This speech seemed to arouse all the bad passions slumbering in Clameran’s bosom; and his pale face had a fiendish expression as he fiercely replied:
“We had better end this humbuggery, and come to a clear understanding at once. Before you begin to talk about crime, think over your past life. You were not so timid and scrupulous when you gave yourself up to your lover; neither did you hesitate to faithlessly refuse to share his exile, although for your sake he had just jeopardized his life by killing two men. You felt no scruples at abandoning your child in London; although rolling in wealth, you never even inquired if this poor waif had bread to eat. You felt no scruples about marrying M. Fauvel. Did you tell your confiding husband of the lines of shame concealed beneath that orange wreath? Did you hesitate to confirm and strengthen his happy delusion, that his lips had pressed the first kiss upon your brow? No! All these crimes you indulged in; and, when in Gaston’s name I demand reparation, you indignantly refuse. But, mark my words, madame, it is too late! You ruined the father; but you shall save the son, or, by all the saints in heaven, I swear you shall no longer cheat the world of its esteem.”
“I will obey you, monsieur,” murmured the trembling, frightened woman.
The following week Raoul, now Raoul de Lagors, was seated at the banker’s dinner-table, between Mme. Fauvel and Madeleine.
It was not without the most painful suffering and self-condemnation that Mme. Fauvel submitted to the will of the pitiless Marquis of Clameran.
She had used every argument and entreaty to soften him; but he merely looked upon her with a triumphant, sneering smile, when she knelt at his feet, implored him to be merciful and spare her the shame and remorse of committing another crime. Spare her this torture, and she would grant anything else he wished, give Raoul all she possessed while alive, and insure him a handsome competency after her death.
Alas! neither tears nor prayers moved him. Disappointed, and almost desperate, she sought the intercession of her son.
Raoul was in a state of furious indignation at the sight of his mother’s distress, and hastened to demand an apology from Clameran.
But he had reckoned without his host. He soon returned with downcast eyes, and moodily angry at his own powerlessness, declaring that safety demanded a complete surrender to the tyrant.
Now only did the wretched woman fully fathom the abyss into which she was being dragged, and clearly see the labyrinth of crime of which she was becoming the victim.
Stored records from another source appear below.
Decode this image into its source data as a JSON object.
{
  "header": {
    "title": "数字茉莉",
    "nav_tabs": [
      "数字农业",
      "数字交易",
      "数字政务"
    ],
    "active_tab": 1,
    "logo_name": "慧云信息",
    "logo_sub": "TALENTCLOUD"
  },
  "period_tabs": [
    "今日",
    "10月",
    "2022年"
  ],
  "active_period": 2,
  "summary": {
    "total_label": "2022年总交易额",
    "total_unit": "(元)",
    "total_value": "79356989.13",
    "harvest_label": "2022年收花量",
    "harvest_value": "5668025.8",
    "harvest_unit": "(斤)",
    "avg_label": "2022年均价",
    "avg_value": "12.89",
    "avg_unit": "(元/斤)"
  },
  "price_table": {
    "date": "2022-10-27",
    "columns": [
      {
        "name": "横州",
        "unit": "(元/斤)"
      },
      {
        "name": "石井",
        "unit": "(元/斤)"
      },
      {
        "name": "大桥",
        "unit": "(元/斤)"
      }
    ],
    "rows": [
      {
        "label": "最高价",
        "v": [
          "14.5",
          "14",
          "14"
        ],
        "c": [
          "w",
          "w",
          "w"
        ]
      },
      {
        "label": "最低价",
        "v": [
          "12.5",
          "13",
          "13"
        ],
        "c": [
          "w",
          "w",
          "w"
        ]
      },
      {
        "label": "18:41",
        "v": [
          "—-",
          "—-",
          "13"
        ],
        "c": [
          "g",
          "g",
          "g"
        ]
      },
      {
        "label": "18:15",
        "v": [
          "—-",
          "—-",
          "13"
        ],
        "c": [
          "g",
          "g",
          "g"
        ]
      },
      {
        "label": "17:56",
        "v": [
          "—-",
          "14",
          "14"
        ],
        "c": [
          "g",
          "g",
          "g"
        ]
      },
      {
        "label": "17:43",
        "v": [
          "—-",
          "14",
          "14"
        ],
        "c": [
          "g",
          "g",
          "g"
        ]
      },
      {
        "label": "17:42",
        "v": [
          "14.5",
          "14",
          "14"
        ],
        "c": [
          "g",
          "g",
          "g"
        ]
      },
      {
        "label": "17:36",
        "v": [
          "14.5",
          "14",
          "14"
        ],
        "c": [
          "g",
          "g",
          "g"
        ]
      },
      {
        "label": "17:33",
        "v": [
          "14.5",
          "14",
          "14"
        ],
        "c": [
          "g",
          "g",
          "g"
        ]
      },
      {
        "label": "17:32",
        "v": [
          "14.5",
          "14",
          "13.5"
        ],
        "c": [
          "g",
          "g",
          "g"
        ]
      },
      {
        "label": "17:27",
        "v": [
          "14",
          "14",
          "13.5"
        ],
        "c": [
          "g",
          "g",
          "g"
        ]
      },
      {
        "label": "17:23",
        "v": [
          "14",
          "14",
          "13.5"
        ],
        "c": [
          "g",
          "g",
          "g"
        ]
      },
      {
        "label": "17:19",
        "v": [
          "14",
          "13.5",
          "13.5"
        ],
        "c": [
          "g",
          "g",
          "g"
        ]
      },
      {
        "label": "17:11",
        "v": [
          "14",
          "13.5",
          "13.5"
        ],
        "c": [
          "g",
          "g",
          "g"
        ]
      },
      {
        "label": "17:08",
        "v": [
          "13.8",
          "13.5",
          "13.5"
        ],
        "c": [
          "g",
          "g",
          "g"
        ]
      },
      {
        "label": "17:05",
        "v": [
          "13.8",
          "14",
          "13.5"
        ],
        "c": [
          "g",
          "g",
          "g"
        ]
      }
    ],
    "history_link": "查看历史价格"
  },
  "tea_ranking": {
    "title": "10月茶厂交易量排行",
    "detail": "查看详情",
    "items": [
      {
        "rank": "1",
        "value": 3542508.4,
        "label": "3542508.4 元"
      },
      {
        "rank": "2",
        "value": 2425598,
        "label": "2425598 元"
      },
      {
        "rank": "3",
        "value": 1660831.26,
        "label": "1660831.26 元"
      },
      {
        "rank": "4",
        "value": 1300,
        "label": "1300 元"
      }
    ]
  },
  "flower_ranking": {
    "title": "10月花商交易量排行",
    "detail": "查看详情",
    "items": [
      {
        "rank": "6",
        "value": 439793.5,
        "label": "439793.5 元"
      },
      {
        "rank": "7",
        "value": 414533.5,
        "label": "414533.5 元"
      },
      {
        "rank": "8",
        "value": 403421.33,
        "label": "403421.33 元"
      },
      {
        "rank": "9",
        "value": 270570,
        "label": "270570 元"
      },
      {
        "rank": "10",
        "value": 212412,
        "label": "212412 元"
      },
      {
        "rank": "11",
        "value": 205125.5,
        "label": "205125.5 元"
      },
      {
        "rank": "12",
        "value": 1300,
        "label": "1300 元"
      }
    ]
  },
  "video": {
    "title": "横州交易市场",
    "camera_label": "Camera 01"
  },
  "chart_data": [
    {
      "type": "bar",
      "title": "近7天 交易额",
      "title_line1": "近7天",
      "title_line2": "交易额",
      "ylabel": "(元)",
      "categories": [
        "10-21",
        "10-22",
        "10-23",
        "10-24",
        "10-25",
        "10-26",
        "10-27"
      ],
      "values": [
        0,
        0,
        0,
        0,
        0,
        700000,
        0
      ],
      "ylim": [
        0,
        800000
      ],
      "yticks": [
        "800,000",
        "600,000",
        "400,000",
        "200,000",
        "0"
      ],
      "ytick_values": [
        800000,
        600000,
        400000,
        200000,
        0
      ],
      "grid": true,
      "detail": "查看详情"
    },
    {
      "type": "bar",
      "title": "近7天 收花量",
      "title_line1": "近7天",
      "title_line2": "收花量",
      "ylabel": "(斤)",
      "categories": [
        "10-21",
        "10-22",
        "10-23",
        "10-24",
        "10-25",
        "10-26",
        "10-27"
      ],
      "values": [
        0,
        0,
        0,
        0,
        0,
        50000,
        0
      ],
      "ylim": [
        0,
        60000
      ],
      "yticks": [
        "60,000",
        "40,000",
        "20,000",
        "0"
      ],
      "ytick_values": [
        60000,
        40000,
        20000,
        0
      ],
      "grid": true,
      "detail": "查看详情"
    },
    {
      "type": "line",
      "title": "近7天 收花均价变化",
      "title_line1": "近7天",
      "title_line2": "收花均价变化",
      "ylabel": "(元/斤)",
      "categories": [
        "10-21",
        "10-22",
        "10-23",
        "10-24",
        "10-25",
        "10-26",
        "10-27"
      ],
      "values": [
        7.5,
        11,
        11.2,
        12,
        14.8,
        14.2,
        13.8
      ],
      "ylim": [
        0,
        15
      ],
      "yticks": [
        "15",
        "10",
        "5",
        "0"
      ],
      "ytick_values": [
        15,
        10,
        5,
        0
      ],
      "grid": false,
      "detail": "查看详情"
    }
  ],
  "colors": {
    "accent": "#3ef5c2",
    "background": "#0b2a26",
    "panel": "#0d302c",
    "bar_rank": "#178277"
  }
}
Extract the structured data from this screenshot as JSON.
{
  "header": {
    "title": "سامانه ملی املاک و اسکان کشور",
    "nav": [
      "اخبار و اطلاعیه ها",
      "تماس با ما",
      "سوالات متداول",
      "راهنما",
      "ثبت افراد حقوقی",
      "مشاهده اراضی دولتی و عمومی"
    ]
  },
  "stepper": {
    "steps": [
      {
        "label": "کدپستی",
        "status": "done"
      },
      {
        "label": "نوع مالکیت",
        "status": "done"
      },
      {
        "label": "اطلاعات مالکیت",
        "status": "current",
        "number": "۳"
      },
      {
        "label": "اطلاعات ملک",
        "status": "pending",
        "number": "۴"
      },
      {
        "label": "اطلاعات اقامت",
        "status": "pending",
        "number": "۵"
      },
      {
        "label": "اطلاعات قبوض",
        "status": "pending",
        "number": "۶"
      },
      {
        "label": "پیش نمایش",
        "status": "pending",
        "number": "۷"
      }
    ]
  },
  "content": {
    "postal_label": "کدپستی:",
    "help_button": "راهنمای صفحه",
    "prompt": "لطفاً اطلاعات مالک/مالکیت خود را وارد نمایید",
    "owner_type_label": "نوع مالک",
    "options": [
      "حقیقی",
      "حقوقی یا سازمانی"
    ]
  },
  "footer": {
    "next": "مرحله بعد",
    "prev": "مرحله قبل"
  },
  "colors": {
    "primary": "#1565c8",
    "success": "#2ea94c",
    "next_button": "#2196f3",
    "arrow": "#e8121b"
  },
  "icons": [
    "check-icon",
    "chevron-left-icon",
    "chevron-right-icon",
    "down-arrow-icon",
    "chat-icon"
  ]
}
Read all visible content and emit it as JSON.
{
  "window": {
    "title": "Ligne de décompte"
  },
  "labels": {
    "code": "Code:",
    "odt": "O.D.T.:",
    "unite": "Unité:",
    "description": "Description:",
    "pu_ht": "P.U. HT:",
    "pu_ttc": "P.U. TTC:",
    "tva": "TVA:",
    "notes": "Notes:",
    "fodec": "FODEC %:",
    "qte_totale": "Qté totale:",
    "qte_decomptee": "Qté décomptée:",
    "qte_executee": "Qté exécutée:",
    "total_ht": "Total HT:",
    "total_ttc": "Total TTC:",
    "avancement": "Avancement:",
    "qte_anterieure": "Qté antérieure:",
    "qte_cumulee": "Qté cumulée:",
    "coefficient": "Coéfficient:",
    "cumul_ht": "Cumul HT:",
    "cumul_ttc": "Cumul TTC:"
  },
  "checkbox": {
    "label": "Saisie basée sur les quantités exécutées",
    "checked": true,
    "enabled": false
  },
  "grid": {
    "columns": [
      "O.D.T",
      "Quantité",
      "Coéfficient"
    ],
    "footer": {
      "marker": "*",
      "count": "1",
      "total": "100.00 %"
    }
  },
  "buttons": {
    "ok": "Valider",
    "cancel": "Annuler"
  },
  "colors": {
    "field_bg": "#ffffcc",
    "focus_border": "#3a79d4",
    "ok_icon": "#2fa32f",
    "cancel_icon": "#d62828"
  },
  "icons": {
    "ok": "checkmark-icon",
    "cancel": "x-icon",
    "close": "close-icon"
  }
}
And all this suffering was the consequence of a fault, an interview granted to Gaston. Ever since that fatal day she had been vainly struggling against the implacable logic of events. Her life had been spent in trying to overcome the past, and now it had risen to crush her.